I needn’t have worried, although the film Hollywoodizes much, including the physical appearance of the heroine, the Communism of her and her hubby, Diego Rivera, and I’m sure more. I’m basically unconcerned with that and gleefully recommend the movie to anyone; however if you hate it when Hollywood prettifies things, do me a favor (you’re not doing yourself one) and stay home with your Kenneth Anger DVD.
However, I do have a shank of film dweebery to satisfy. It boils down to this: how much like the real Kahlo did they make Ms. Hayek look? In the context of the film, I accepted Ms. Hayek with no difficulty whatsover. Let’s investigate!
From Nikolas Murray – Strip 19 at Eastman house. The second image is either the same as or nearly the same as the color image used as the cover of the November 2002 Smithsonian. I believe, but don’t have documentary evidence to hand, that these images were from the session or sessions that produced the Kahlo cover of Vogue during her and Rivera’s visit to New York.

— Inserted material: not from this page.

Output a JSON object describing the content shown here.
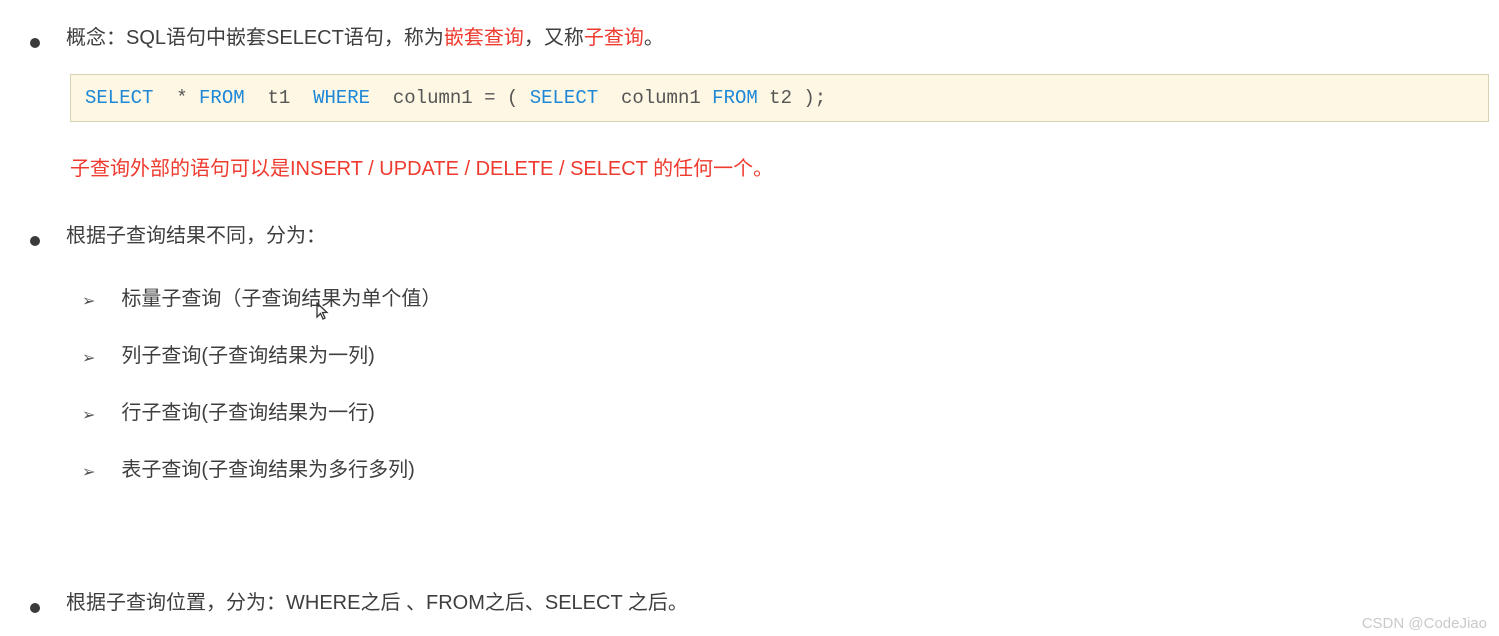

The publicity for the film has included this poster, which is based on the Vogue cover as seen in the film.
Finally, a straight headshot of Ms. Hayek in full regalia.
Here is some linkage:
The official movie site (yes, one of those horrific flash-based monstrosities: it’s much like drinking ground glass in a decoction of molasses).
(I really want to do a journalistic investigation into the suffering and pain caused by the studios’ uniform embrace of this kind of site design. Isn’t the idea of marketing to entice your audience?)
Non-flash-based site, a semi-pro fansite, looks like.